— Activity —
Could you copy the data that follows exactly as written, but drop the pictures?

— Available data —
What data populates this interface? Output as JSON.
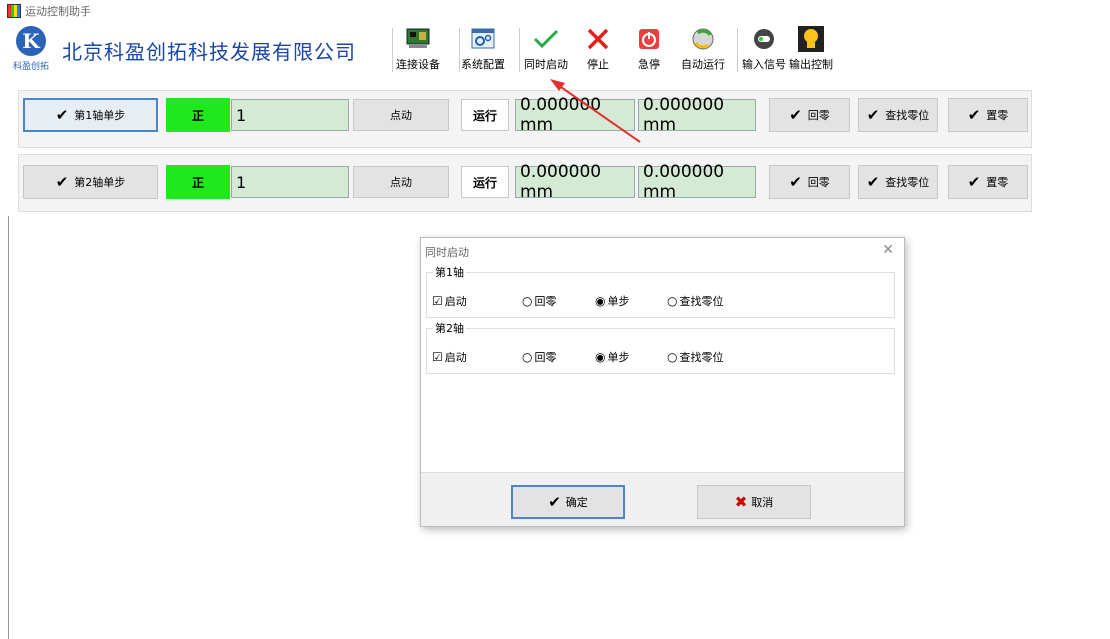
{
  "window": {
    "title": "运动控制助手"
  },
  "toolbar": {
    "logo_text": "科盈创拓",
    "company_name": "北京科盈创拓科技发展有限公司",
    "buttons": [
      {
        "label": "连接设备",
        "icon": "circuit-board-icon"
      },
      {
        "label": "系统配置",
        "icon": "settings-window-icon"
      },
      {
        "label": "同时启动",
        "icon": "check-icon"
      },
      {
        "label": "停止",
        "icon": "close-icon"
      },
      {
        "label": "急停",
        "icon": "power-icon"
      },
      {
        "label": "自动运行",
        "icon": "auto-run-icon"
      },
      {
        "label": "输入信号",
        "icon": "toggle-icon"
      },
      {
        "label": "输出控制",
        "icon": "lightbulb-icon"
      }
    ]
  },
  "axes": [
    {
      "step_label": "第1轴单步",
      "direction": "正",
      "step_value": "1",
      "jog_label": "点动",
      "run_label": "运行",
      "position1": "0.000000 mm",
      "position2": "0.000000 mm",
      "home_label": "回零",
      "find_zero_label": "查找零位",
      "set_zero_label": "置零"
    },
    {
      "step_label": "第2轴单步",
      "direction": "正",
      "step_value": "1",
      "jog_label": "点动",
      "run_label": "运行",
      "position1": "0.000000 mm",
      "position2": "0.000000 mm",
      "home_label": "回零",
      "find_zero_label": "查找零位",
      "set_zero_label": "置零"
    }
  ],
  "dialog": {
    "title": "同时启动",
    "groups": [
      {
        "title": "第1轴",
        "enable_label": "启动",
        "enabled": true,
        "opt_home": "回零",
        "opt_step": "单步",
        "opt_find": "查找零位",
        "selected": "单步"
      },
      {
        "title": "第2轴",
        "enable_label": "启动",
        "enabled": true,
        "opt_home": "回零",
        "opt_step": "单步",
        "opt_find": "查找零位",
        "selected": "单步"
      }
    ],
    "ok_label": "确定",
    "cancel_label": "取消"
  },
  "colors": {
    "accent": "#4a86c8",
    "brand": "#1a46a8",
    "direction_green": "#1de91d",
    "field_green": "#d5ead5",
    "annotation_red": "#e03030"
  }
}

— Exercise solution —
What data populates this interface? Output as JSON.
{
  "window": {
    "title": "运动控制助手"
  },
  "toolbar": {
    "logo_text": "科盈创拓",
    "company_name": "北京科盈创拓科技发展有限公司",
    "buttons": [
      {
        "label": "连接设备",
        "icon": "circuit-board-icon"
      },
      {
        "label": "系统配置",
        "icon": "settings-window-icon"
      },
      {
        "label": "同时启动",
        "icon": "check-icon"
      },
      {
        "label": "停止",
        "icon": "close-icon"
      },
      {
        "label": "急停",
        "icon": "power-icon"
      },
      {
        "label": "自动运行",
        "icon": "auto-run-icon"
      },
      {
        "label": "输入信号",
        "icon": "toggle-icon"
      },
      {
        "label": "输出控制",
        "icon": "lightbulb-icon"
      }
    ]
  },
  "axes": [
    {
      "step_label": "第1轴单步",
      "direction": "正",
      "step_value": "1",
      "jog_label": "点动",
      "run_label": "运行",
      "position1": "0.000000 mm",
      "position2": "0.000000 mm",
      "home_label": "回零",
      "find_zero_label": "查找零位",
      "set_zero_label": "置零"
    },
    {
      "step_label": "第2轴单步",
      "direction": "正",
      "step_value": "1",
      "jog_label": "点动",
      "run_label": "运行",
      "position1": "0.000000 mm",
      "position2": "0.000000 mm",
      "home_label": "回零",
      "find_zero_label": "查找零位",
      "set_zero_label": "置零"
    }
  ],
  "dialog": {
    "title": "同时启动",
    "groups": [
      {
        "title": "第1轴",
        "enable_label": "启动",
        "enabled": true,
        "opt_home": "回零",
        "opt_step": "单步",
        "opt_find": "查找零位",
        "selected": "单步"
      },
      {
        "title": "第2轴",
        "enable_label": "启动",
        "enabled": true,
        "opt_home": "回零",
        "opt_step": "单步",
        "opt_find": "查找零位",
        "selected": "单步"
      }
    ],
    "ok_label": "确定",
    "cancel_label": "取消"
  },
  "colors": {
    "accent": "#4a86c8",
    "brand": "#1a46a8",
    "direction_green": "#1de91d",
    "field_green": "#d5ead5",
    "annotation_red": "#e03030"
  }
}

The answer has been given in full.